Stored items
□ □ □

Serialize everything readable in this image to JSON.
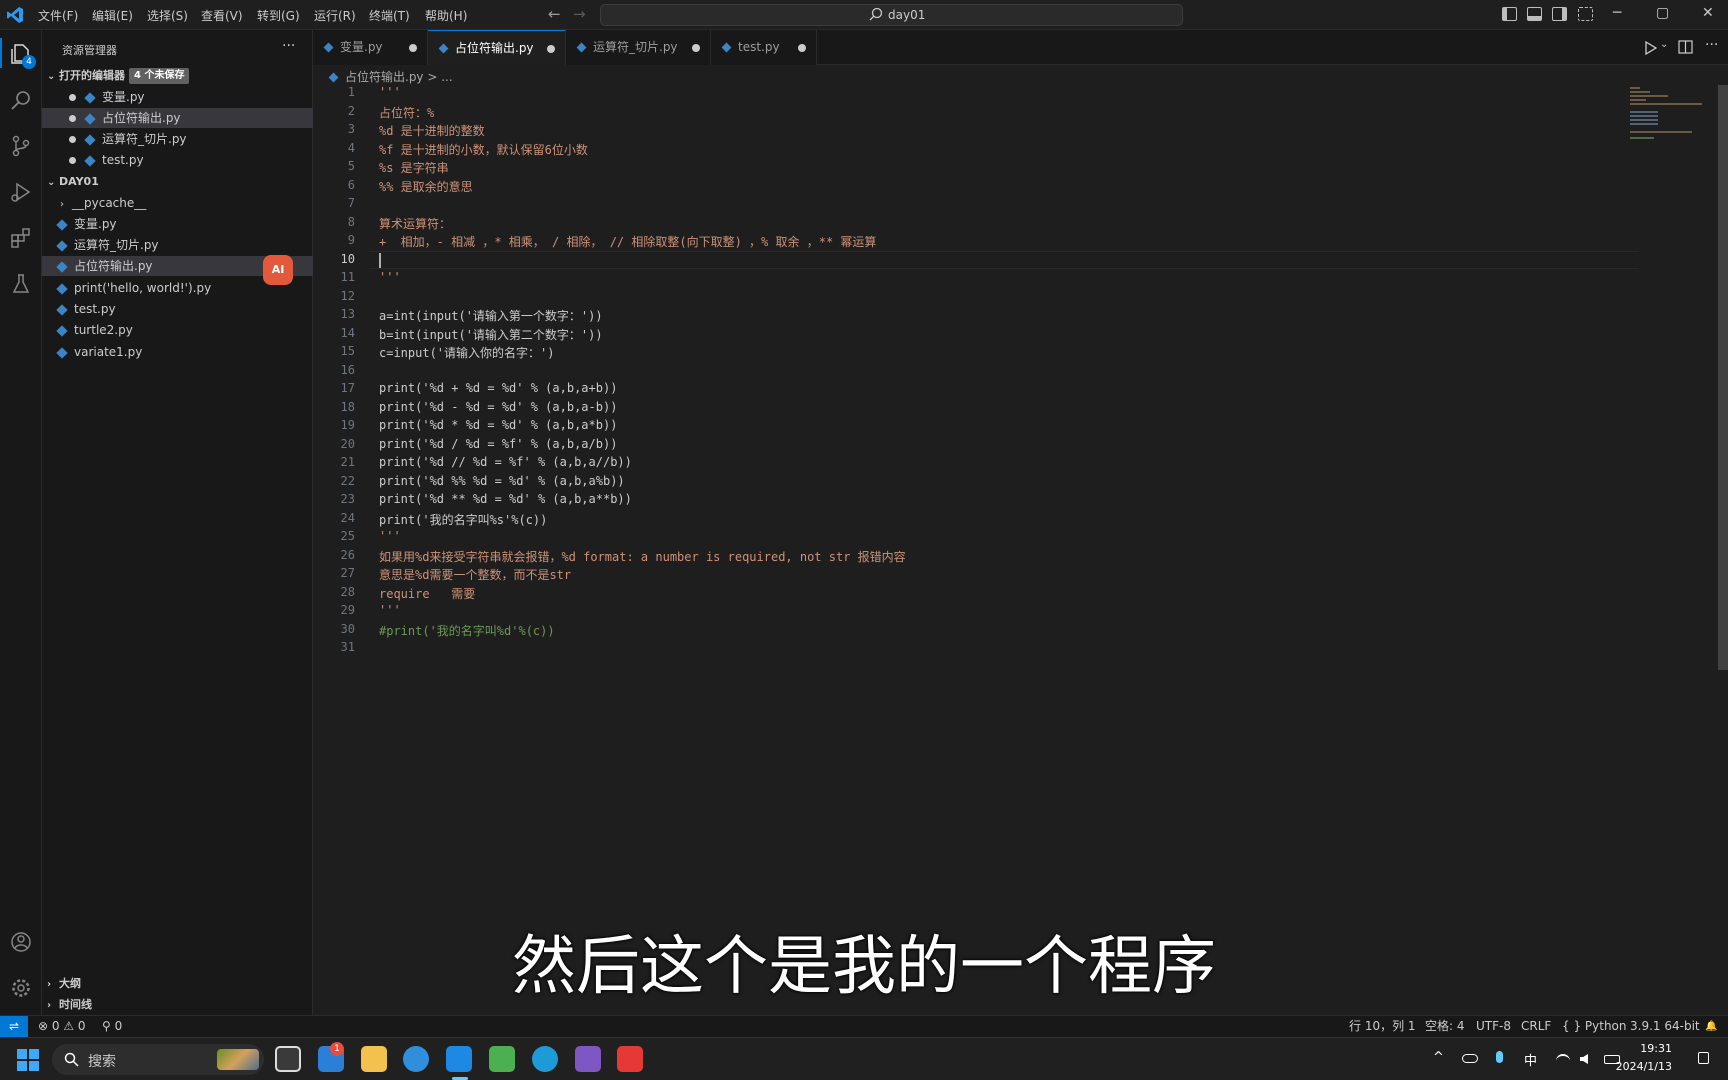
{
  "titlebar": {
    "menus": [
      "文件(F)",
      "编辑(E)",
      "选择(S)",
      "查看(V)",
      "转到(G)",
      "运行(R)",
      "终端(T)",
      "帮助(H)"
    ],
    "search_text": "day01",
    "back_arrow": "←",
    "forward_arrow": "→",
    "minimize": "─",
    "restore": "▢",
    "close": "✕"
  },
  "activity": {
    "explorer_badge": "4"
  },
  "sidebar": {
    "title": "资源管理器",
    "more": "···",
    "open_editors_label": "打开的编辑器",
    "unsaved_badge": "4 个未保存",
    "open_editors": [
      "变量.py",
      "占位符输出.py",
      "运算符_切片.py",
      "test.py"
    ],
    "folder_name": "DAY01",
    "files": [
      "__pycache__",
      "变量.py",
      "运算符_切片.py",
      "占位符输出.py",
      "print('hello, world!').py",
      "test.py",
      "turtle2.py",
      "variate1.py"
    ],
    "ai_badge": "AI",
    "outline_label": "大纲",
    "timeline_label": "时间线"
  },
  "tabs": [
    {
      "label": "变量.py"
    },
    {
      "label": "占位符输出.py"
    },
    {
      "label": "运算符_切片.py"
    },
    {
      "label": "test.py"
    }
  ],
  "breadcrumb": "占位符输出.py > ...",
  "editor": {
    "current_line": "10",
    "lines": [
      "'''",
      "占位符：%",
      "%d 是十进制的整数",
      "%f 是十进制的小数，默认保留6位小数",
      "%s 是字符串",
      "%% 是取余的意思",
      "",
      "算术运算符：",
      "+  相加，- 相减 ，* 相乘， / 相除， // 相除取整(向下取整) ，% 取余 ，** 幂运算",
      "",
      "'''",
      "",
      "a=int(input('请输入第一个数字：'))",
      "b=int(input('请输入第二个数字：'))",
      "c=input('请输入你的名字：')",
      "",
      "print('%d + %d = %d' % (a,b,a+b))",
      "print('%d - %d = %d' % (a,b,a-b))",
      "print('%d * %d = %d' % (a,b,a*b))",
      "print('%d / %d = %f' % (a,b,a/b))",
      "print('%d // %d = %f' % (a,b,a//b))",
      "print('%d %% %d = %d' % (a,b,a%b))",
      "print('%d ** %d = %d' % (a,b,a**b))",
      "print('我的名字叫%s'%(c))",
      "'''",
      "如果用%d来接受字符串就会报错，%d format: a number is required, not str 报错内容",
      "意思是%d需要一个整数，而不是str",
      "require   需要",
      "'''",
      "#print('我的名字叫%d'%(c))",
      ""
    ]
  },
  "subtitle": "然后这个是我的一个程序",
  "statusbar": {
    "remote": "⇌",
    "problems": "⊗ 0 ⚠ 0",
    "ports": "⚲ 0",
    "position": "行 10，列 1",
    "spaces": "空格: 4",
    "encoding": "UTF-8",
    "eol": "CRLF",
    "language": "{ } Python",
    "interpreter": "3.9.1 64-bit",
    "bell": "🔔"
  },
  "taskbar": {
    "search_placeholder": "搜索",
    "ime": "中",
    "time": "19:31",
    "date": "2024/1/13",
    "notification_badge": "1"
  }
}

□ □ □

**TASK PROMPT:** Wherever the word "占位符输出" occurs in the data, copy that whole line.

**SOLUTION TO THE PROBLEM:**
      "占位符输出.py",
      "占位符输出.py",
      "label": "占位符输出.py"
  "breadcrumb": "占位符输出.py > ...",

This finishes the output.